→ **WHAT YOU ARE ASKED TO DO**: Reproduce the data in full, exactly.

→ **Component data from apps and pages**:
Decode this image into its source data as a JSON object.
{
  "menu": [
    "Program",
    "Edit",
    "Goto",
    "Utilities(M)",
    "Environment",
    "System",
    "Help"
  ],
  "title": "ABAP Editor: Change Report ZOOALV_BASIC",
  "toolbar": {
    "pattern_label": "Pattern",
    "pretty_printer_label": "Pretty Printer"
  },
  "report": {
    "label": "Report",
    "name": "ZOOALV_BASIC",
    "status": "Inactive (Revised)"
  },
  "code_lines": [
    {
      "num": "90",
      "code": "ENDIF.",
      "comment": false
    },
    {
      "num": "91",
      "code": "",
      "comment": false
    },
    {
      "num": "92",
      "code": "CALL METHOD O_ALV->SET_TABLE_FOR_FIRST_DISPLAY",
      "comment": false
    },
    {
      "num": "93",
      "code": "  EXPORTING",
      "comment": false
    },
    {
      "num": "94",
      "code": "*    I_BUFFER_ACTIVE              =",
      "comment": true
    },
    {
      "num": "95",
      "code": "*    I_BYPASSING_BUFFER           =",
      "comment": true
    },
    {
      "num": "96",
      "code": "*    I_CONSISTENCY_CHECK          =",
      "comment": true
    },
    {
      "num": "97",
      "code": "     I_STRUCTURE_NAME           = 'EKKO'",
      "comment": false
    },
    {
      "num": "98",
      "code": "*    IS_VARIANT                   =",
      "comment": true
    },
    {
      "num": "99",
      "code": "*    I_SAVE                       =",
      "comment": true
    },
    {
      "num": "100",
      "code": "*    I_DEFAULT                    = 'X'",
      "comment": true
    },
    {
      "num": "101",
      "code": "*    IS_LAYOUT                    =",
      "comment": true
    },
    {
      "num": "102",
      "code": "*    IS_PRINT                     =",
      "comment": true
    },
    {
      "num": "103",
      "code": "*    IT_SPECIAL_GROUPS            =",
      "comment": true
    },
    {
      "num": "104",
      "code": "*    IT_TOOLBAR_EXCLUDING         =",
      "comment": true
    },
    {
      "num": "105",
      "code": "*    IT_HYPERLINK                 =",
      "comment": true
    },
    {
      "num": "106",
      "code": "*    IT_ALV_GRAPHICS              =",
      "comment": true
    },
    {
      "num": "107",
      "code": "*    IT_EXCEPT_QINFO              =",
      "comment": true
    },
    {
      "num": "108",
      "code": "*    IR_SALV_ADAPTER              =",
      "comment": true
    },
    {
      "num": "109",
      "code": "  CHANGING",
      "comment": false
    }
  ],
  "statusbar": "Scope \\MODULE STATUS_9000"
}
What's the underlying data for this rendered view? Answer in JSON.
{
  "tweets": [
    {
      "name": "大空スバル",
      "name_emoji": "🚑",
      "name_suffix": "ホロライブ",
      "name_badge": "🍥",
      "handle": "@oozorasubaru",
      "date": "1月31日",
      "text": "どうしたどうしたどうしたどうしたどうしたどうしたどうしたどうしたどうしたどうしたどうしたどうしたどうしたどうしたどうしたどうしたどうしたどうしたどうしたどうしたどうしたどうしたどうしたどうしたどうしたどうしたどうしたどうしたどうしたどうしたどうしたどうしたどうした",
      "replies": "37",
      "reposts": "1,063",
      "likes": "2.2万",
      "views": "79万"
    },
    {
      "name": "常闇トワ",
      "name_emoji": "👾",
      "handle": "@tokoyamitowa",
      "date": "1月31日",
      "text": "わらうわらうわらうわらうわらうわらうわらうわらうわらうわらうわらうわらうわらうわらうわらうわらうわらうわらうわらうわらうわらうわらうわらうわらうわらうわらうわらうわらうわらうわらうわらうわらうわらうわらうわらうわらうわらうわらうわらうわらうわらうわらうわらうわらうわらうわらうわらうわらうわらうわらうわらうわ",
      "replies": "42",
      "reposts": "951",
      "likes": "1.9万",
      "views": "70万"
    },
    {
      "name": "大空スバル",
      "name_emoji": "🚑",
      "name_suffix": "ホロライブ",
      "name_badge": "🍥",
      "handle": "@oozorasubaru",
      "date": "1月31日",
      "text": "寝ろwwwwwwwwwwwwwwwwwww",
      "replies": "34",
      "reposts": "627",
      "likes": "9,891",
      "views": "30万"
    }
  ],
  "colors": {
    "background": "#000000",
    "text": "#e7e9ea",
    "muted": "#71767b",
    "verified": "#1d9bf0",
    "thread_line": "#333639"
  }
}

→ **TASK RESULT**:
Decode this image into its source data as a JSON object.
{
  "menu": [
    "Program",
    "Edit",
    "Goto",
    "Utilities(M)",
    "Environment",
    "System",
    "Help"
  ],
  "title": "ABAP Editor: Change Report ZOOALV_BASIC",
  "toolbar": {
    "pattern_label": "Pattern",
    "pretty_printer_label": "Pretty Printer"
  },
  "report": {
    "label": "Report",
    "name": "ZOOALV_BASIC",
    "status": "Inactive (Revised)"
  },
  "code_lines": [
    {
      "num": "90",
      "code": "ENDIF.",
      "comment": false
    },
    {
      "num": "91",
      "code": "",
      "comment": false
    },
    {
      "num": "92",
      "code": "CALL METHOD O_ALV->SET_TABLE_FOR_FIRST_DISPLAY",
      "comment": false
    },
    {
      "num": "93",
      "code": "  EXPORTING",
      "comment": false
    },
    {
      "num": "94",
      "code": "*    I_BUFFER_ACTIVE              =",
      "comment": true
    },
    {
      "num": "95",
      "code": "*    I_BYPASSING_BUFFER           =",
      "comment": true
    },
    {
      "num": "96",
      "code": "*    I_CONSISTENCY_CHECK          =",
      "comment": true
    },
    {
      "num": "97",
      "code": "     I_STRUCTURE_NAME           = 'EKKO'",
      "comment": false
    },
    {
      "num": "98",
      "code": "*    IS_VARIANT                   =",
      "comment": true
    },
    {
      "num": "99",
      "code": "*    I_SAVE                       =",
      "comment": true
    },
    {
      "num": "100",
      "code": "*    I_DEFAULT                    = 'X'",
      "comment": true
    },
    {
      "num": "101",
      "code": "*    IS_LAYOUT                    =",
      "comment": true
    },
    {
      "num": "102",
      "code": "*    IS_PRINT                     =",
      "comment": true
    },
    {
      "num": "103",
      "code": "*    IT_SPECIAL_GROUPS            =",
      "comment": true
    },
    {
      "num": "104",
      "code": "*    IT_TOOLBAR_EXCLUDING         =",
      "comment": true
    },
    {
      "num": "105",
      "code": "*    IT_HYPERLINK                 =",
      "comment": true
    },
    {
      "num": "106",
      "code": "*    IT_ALV_GRAPHICS              =",
      "comment": true
    },
    {
      "num": "107",
      "code": "*    IT_EXCEPT_QINFO              =",
      "comment": true
    },
    {
      "num": "108",
      "code": "*    IR_SALV_ADAPTER              =",
      "comment": true
    },
    {
      "num": "109",
      "code": "  CHANGING",
      "comment": false
    }
  ],
  "statusbar": "Scope \\MODULE STATUS_9000"
}
What's the underlying data for this rendered view? Answer in JSON.
{
  "tweets": [
    {
      "name": "大空スバル",
      "name_emoji": "🚑",
      "name_suffix": "ホロライブ",
      "name_badge": "🍥",
      "handle": "@oozorasubaru",
      "date": "1月31日",
      "text": "どうしたどうしたどうしたどうしたどうしたどうしたどうしたどうしたどうしたどうしたどうしたどうしたどうしたどうしたどうしたどうしたどうしたどうしたどうしたどうしたどうしたどうしたどうしたどうしたどうしたどうしたどうしたどうしたどうしたどうしたどうしたどうしたどうした",
      "replies": "37",
      "reposts": "1,063",
      "likes": "2.2万",
      "views": "79万"
    },
    {
      "name": "常闇トワ",
      "name_emoji": "👾",
      "handle": "@tokoyamitowa",
      "date": "1月31日",
      "text": "わらうわらうわらうわらうわらうわらうわらうわらうわらうわらうわらうわらうわらうわらうわらうわらうわらうわらうわらうわらうわらうわらうわらうわらうわらうわらうわらうわらうわらうわらうわらうわらうわらうわらうわらうわらうわらうわらうわらうわらうわらうわらうわらうわらうわらうわらうわらうわらうわらうわらうわらうわ",
      "replies": "42",
      "reposts": "951",
      "likes": "1.9万",
      "views": "70万"
    },
    {
      "name": "大空スバル",
      "name_emoji": "🚑",
      "name_suffix": "ホロライブ",
      "name_badge": "🍥",
      "handle": "@oozorasubaru",
      "date": "1月31日",
      "text": "寝ろwwwwwwwwwwwwwwwwwww",
      "replies": "34",
      "reposts": "627",
      "likes": "9,891",
      "views": "30万"
    }
  ],
  "colors": {
    "background": "#000000",
    "text": "#e7e9ea",
    "muted": "#71767b",
    "verified": "#1d9bf0",
    "thread_line": "#333639"
  }
}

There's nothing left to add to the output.